And meanwhile, turn off the TV and RSS feed.
Have a good look out the window. It’s spring; the first robin has visited, your friends love you, the buds on the trees are ready to burst, and all the death of winter is behind us.
I am hungry, but I’ve noticed this:
I’m not starving. I haven’t had to
Eat grass or dirt today or
Give the last bit of
Rice I have to my child which I’ve
Carried on a 10 mile walk from my
Hut to the malnutrition ward
Of Kathmandu Hospital.
All the hyberbole in the
World won’t stop the poorest souls in
Narrow and narrowing lives from failing to
Be yet more invisible. I don’t
Need a drink. I am confused
Again by words and their
Meaning. All the
Misstatement in the world won’t
Fill an empty well.
My mind was a grocery list last night
Running through the pantry of
Missing items. Of those staples
Of self I do not have. If I
Take a job offered me (why bother)
I’ll just be the spoiled apple
In the crowd.
I put “good attitude” on the list.
I wanted to join the child of my
Own club, but uh oh.
Put eggs on the list.
Then there are those
Skinny jeans that need
Filling. One-by-one I try
Erasing a bad habit or
Two from the list, the

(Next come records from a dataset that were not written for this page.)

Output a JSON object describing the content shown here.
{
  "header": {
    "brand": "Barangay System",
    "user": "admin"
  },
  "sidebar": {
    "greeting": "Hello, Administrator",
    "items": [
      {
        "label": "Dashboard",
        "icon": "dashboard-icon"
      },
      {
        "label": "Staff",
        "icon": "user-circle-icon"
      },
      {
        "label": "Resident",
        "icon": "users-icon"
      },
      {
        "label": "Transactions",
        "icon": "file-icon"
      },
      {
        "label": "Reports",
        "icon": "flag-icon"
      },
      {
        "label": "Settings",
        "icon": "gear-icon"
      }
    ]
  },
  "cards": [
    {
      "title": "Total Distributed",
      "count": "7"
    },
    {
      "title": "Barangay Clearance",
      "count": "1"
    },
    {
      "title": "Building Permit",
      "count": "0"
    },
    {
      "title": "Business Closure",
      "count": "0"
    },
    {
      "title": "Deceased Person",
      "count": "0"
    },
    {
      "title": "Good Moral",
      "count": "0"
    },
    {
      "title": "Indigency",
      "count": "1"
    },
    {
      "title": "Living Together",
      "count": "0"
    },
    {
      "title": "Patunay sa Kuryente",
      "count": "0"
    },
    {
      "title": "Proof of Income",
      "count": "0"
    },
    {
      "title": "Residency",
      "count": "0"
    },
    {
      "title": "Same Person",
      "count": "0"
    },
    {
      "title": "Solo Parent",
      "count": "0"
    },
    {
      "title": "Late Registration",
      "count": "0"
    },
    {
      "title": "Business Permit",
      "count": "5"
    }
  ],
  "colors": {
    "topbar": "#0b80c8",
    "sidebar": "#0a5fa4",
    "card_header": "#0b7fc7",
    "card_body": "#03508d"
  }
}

Late-night snacks, the
One cocktail that goes down like a
Sigh of relief, and then
Reluctantly I add in all awful
Caps EXERCISE, which smells odd and
Tastes plasticy and so it rots
On the shelf every time
I buy it.
After I finished the
List and slumped in
A chair, weeping, I went to put on
My pajamas. Colin, I said, it’s
Not that I hate myself. I don’t.
It’s just that to make the list
Of what I am missing,
Doing wrong, need to fix or
I lose the will to see inside
The pantry to all that I already have.
I know what you mean, he said.
The choir moved like
Cattle from the pews to their
The risers, Easter morning.
Two arms raised and one intake of breath.
That morning however
A soprano stood alone at her
Bathroom mirror, pushing her
Fingers through still-warm
Grey strands. Hot plastic
Beast on the counter top
Lay slowly cooling down
Waiting to be put away. The
Woman tugged her green
Jacket lapel, touched the golden hoop earring
And gazed at the jagged and
Ever-unfamiliar face surrounding
The shock of green eyes
Pooling with memory.
A tenor himself listening to
The Beatles on the way to service
Strokes and strokes his beard again
Like totem. He’s not singing a
Hard days night in this Camry but in a
Beetle that burned out 28 summers ago
And left him stranded on a New Hampshire
Highway, so that he had to walk into
The town with his guitar and his
Duffle found himself in bed that night with the
Stranger who stopped and offered
Him a ride.
The alto shakes. She prefers to think she
Vibrates, but the hand she once used for
Simple tasks — drying a wineglass, sewing skin —
Has broken away from her body’s grasp and gone on out
Its own. She won’t answer you if you ask.
She has not consulted anyone. She
Cares not to know why. She wears
Deep purple today, remembering
Mary Magdalene and her set aside grief.
The bass forgot his reading glasses today. He is
Singing from memory, and seeing the glasses on his
Bedside table, on top of his iPad, next to his
Empty beer bottle. He walks back through the
Room and sees he forgot, too, to make
The bed. The phone rang while he was
Tying the pink tie his dead partner gave him
Three years ago. His mother calling to
Say hello and make sure he is
OK. Yes mom. Love you. Call you later. Click.
He finished tying the tie and lost in
Two arms circle. The choir finishes the breath in
G. In steady stream they leave the
Risers, Easter morning undone,
Each gone to find one seat again.